Since 1960, Congress has raised the ceiling 78 times to extend or revise our nation’s debt.
The fight is on again, this time on President Joe Biden’s doorstep. For the past few weeks, he’s been jousting with top lawmakers, who are pushing for various reforms and spending cuts before they approve raising the debt ceiling again.
The nation’s government debt of $31.4 trillion will have to be raised for the 79th time to avoid default. Republican and Democrat leaders both acknowledge they are nowhere near striking a deal, even postponing talks on May 12 to the following week, such is the gap in their negotiations.
In addition to the amount of debt to agree on, the two sides must also decide how long to push out the next debt ceiling decision. Biden and Democrats are looking for a two-year window, so it won’t impact the 2024 election, while Republicans are negotiating for more significant spending cuts and caps from their colleagues.
Sound complicated? It isn’t, said an Arizona State University economist. He said it is more political theater than real-life drama.
Dennis Hoffman, director of the L. William Seidman Research Institute at the W. P. Carey School of Business and director of ASU's Office of the University Economist, provided a few answers for ASU News as the two sides continue to negotiate.
Note: Answers have been lightly edited for length and clarity.
Question: What is government debt? How does it differ from personal/household debt?
Answer: It represents financial obligations made by the government on behalf of U.S. taxpayers. Household debt is the obligation of individual households.
Q: Congress seems to have this debate every couple of years and has voted to increase the debt limit 78 times in its history. What is different this time?
A: People in the opposition party often choose to make political theater out of this exercise.
Q: What is the difference between a debt default and a government shutdown?
A: It’s apples and oranges. Actual default sends the message to creditors, and the debt of the United States government is no longer secured, or at least it is at risk of no payment. A government shutdown means that some recipients of government payments will no longer receive them, and many government workers and businesses working for the government won’t get paid. This has long-term implications for credit ratings and the cost of borrowing.
Q: Are there economically viable paths toward avoiding a debt limit increase?

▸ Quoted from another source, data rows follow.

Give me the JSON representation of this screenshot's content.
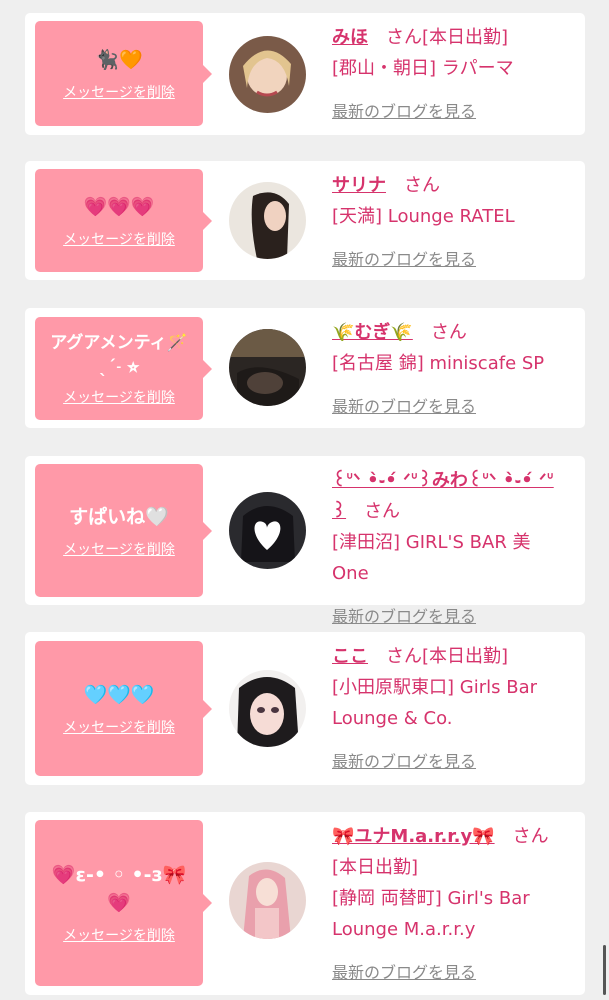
{
  "delete_label": "メッセージを削除",
  "san_label": "さん",
  "blog_label": "最新のブログを見る",
  "accent_color": "#d6336c",
  "bubble_color": "#ff99a8",
  "cards": [
    {
      "message": "🐈‍⬛🧡",
      "name": "みほ",
      "status": "[本日出勤]",
      "shop": "[郡山・朝日] ラパーマ"
    },
    {
      "message": "💗💗💗",
      "name": "サリナ",
      "status": "",
      "shop": "[天満] Lounge RATEL"
    },
    {
      "message": "アグアメンティ🪄 ˎˊ˗ ⭐︎",
      "name": "🌾むぎ🌾",
      "status": "",
      "shop": "[名古屋 錦] miniscafe SP"
    },
    {
      "message": "すぱいね🤍",
      "name": "꒰ᐡᐠ •̀֊•́ ᐟᐡ꒱みわ꒰ᐡᐠ •̀֊•́ ᐟᐡ꒱",
      "status": "",
      "shop": "[津田沼] GIRL'S BAR 美One"
    },
    {
      "message": "🩵🩵🩵",
      "name": "ここ",
      "status": "[本日出勤]",
      "shop": "[小田原駅東口] Girls Bar Lounge & Co."
    },
    {
      "message": "💗ε-• ◦ •-з🎀💗",
      "name": "🎀ユナM.a.r.r.y🎀",
      "status": "[本日出勤]",
      "shop": "[静岡 両替町] Girl's Bar Lounge M.a.r.r.y"
    }
  ]
}
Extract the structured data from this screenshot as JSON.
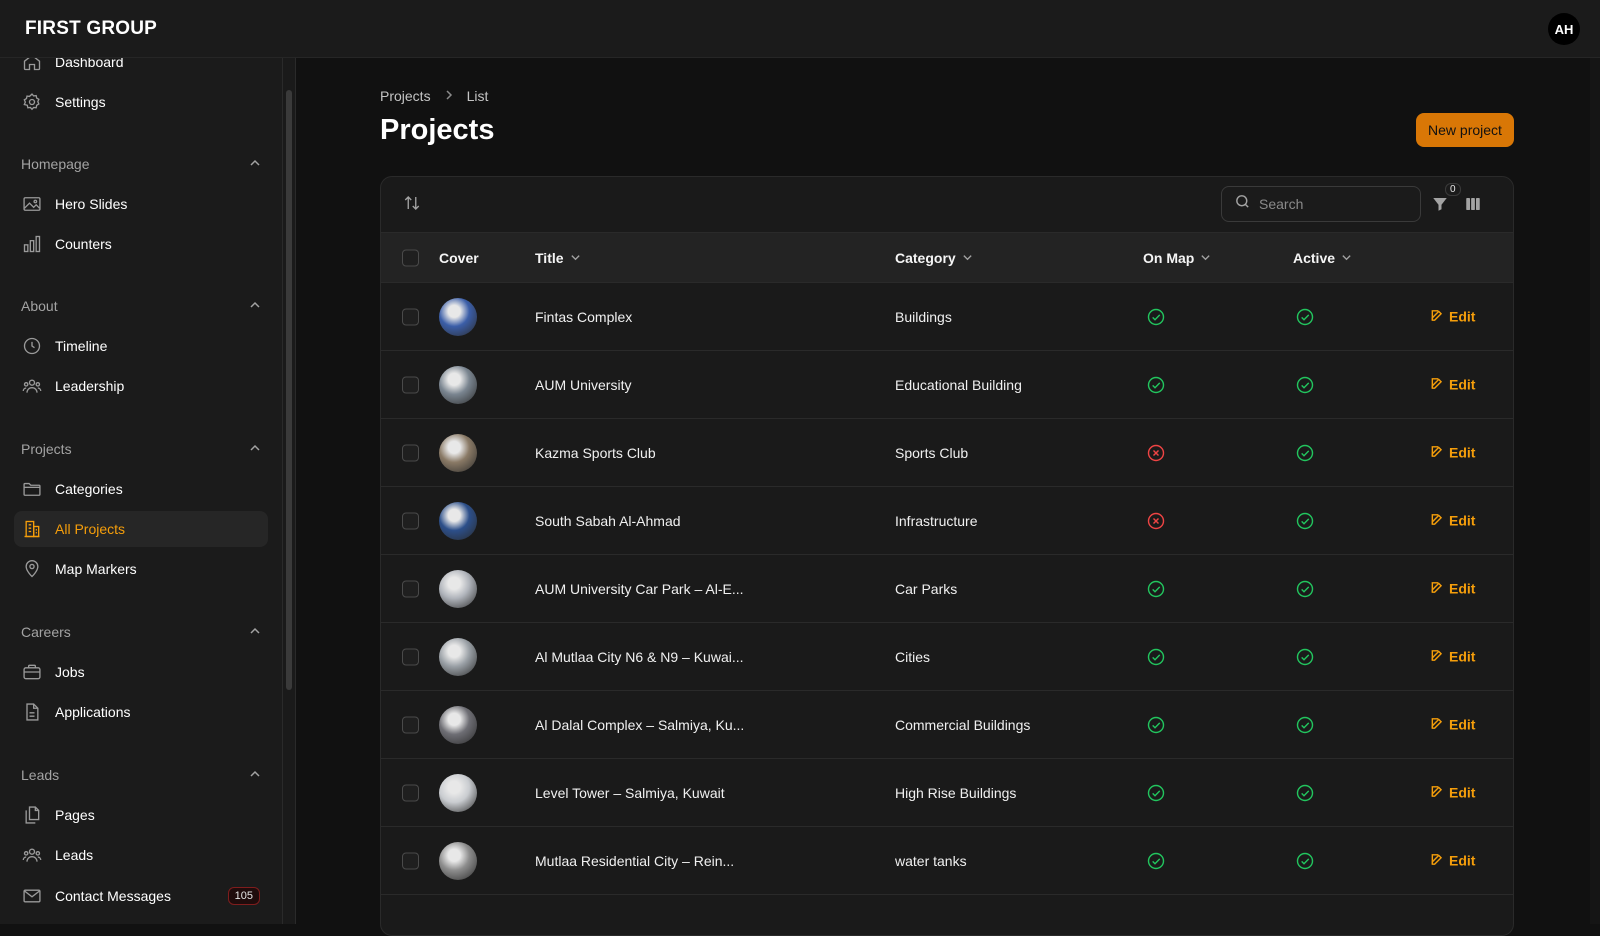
{
  "app": {
    "brand": "FIRST GROUP",
    "user_initials": "AH"
  },
  "sidebar": {
    "top_items": [
      {
        "label": "Dashboard",
        "icon": "home-icon"
      },
      {
        "label": "Settings",
        "icon": "gear-icon"
      }
    ],
    "groups": [
      {
        "label": "Homepage",
        "items": [
          {
            "label": "Hero Slides",
            "icon": "image-icon"
          },
          {
            "label": "Counters",
            "icon": "bar-chart-icon"
          }
        ]
      },
      {
        "label": "About",
        "items": [
          {
            "label": "Timeline",
            "icon": "clock-icon"
          },
          {
            "label": "Leadership",
            "icon": "users-icon"
          }
        ]
      },
      {
        "label": "Projects",
        "items": [
          {
            "label": "Categories",
            "icon": "folder-icon"
          },
          {
            "label": "All Projects",
            "icon": "building-icon",
            "active": true
          },
          {
            "label": "Map Markers",
            "icon": "map-pin-icon"
          }
        ]
      },
      {
        "label": "Careers",
        "items": [
          {
            "label": "Jobs",
            "icon": "briefcase-icon"
          },
          {
            "label": "Applications",
            "icon": "document-icon"
          }
        ]
      },
      {
        "label": "Leads",
        "items": [
          {
            "label": "Pages",
            "icon": "pages-icon"
          },
          {
            "label": "Leads",
            "icon": "users-icon"
          },
          {
            "label": "Contact Messages",
            "icon": "mail-icon",
            "badge": "105"
          }
        ]
      }
    ]
  },
  "breadcrumb": {
    "parent": "Projects",
    "current": "List"
  },
  "page": {
    "title": "Projects",
    "new_button": "New project"
  },
  "toolbar": {
    "search_placeholder": "Search",
    "filter_count": "0"
  },
  "table": {
    "columns": {
      "cover": "Cover",
      "title": "Title",
      "category": "Category",
      "on_map": "On Map",
      "active": "Active"
    },
    "edit_label": "Edit",
    "rows": [
      {
        "title": "Fintas Complex",
        "category": "Buildings",
        "on_map": true,
        "active": true,
        "thumb_color": "#3b5ea8"
      },
      {
        "title": "AUM University",
        "category": "Educational Building",
        "on_map": true,
        "active": true,
        "thumb_color": "#7a8590"
      },
      {
        "title": "Kazma Sports Club",
        "category": "Sports Club",
        "on_map": false,
        "active": true,
        "thumb_color": "#8a7a66"
      },
      {
        "title": "South Sabah Al-Ahmad",
        "category": "Infrastructure",
        "on_map": false,
        "active": true,
        "thumb_color": "#2c4f8a"
      },
      {
        "title": "AUM University Car Park – Al-E...",
        "category": "Car Parks",
        "on_map": true,
        "active": true,
        "thumb_color": "#b0b4bb"
      },
      {
        "title": "Al Mutlaa City N6 & N9 – Kuwai...",
        "category": "Cities",
        "on_map": true,
        "active": true,
        "thumb_color": "#9aa0a6"
      },
      {
        "title": "Al Dalal Complex – Salmiya, Ku...",
        "category": "Commercial Buildings",
        "on_map": true,
        "active": true,
        "thumb_color": "#6e6e74"
      },
      {
        "title": "Level Tower – Salmiya, Kuwait",
        "category": "High Rise Buildings",
        "on_map": true,
        "active": true,
        "thumb_color": "#c9ccd0"
      },
      {
        "title": "Mutlaa Residential City – Rein...",
        "category": "water tanks",
        "on_map": true,
        "active": true,
        "thumb_color": "#8d8d8d"
      }
    ]
  },
  "colors": {
    "accent": "#f59e0b",
    "success": "#22c55e",
    "danger": "#ef4444"
  }
}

A: Not in the short run, but in the long run, the limit increases could be slowed. This language is from the U.S. Treasury website: “Congress has always acted when called upon to raise the debt limit. Since 1960, Congress has acted 78 separate times to permanently raise, temporarily extend or revise the definition of the debt limit — 49 times under Republican presidents and 29 times under Democratic presidents. Congressional leaders in both parties have recognized that this is necessary."
Q: Anything else you want to add to this discussion?
A: Few people talk about the U.S. debt in a historical context. Looking back to the nation's founding, the pace of borrowing and hence accelerated debt accumulation tended to increase during times of stress, including wars and economic depressions. You can see spikes in the debt-to-GDP ratio dating back to the War of 1812. During more tranquil times, the debt-to-GDP ratio fell. Why? Because historically, in normal times, the pace of deficits (spending exceeding taxes) was slower than the pace of overall economic expansion.
The debt-to-GDP ratio can fall if the economy grows faster than the pace of debt accumulation. During these episodes, the times debt limits need to be increased can slow.
More recently, the pace of debt accumulation has accelerated. Since 1980 or so, we have lost our political will to do what’s necessary to reduce the pace of debt accumulation. Since 1980, tax collections, and taxes in general, have been demonized. When we fight a war — let’s say the war in Iraq, the war on terror — no new taxes are imposed, nor existing programs are cut to pay for it. When Medicare is expanded, no new taxes are imposed to pay for it, and no new current programs are eliminated. When we pay out massive pandemic subsidies, no new taxes are imposed nor programs to pay for it.
So, if there is no political will to manage the government’s fiscal situation over time, we will repeatedly have debt ceiling debates. This is a purely political problem with significant potential economic consequences.
Top photo illustration courtesy of iStock/Getty images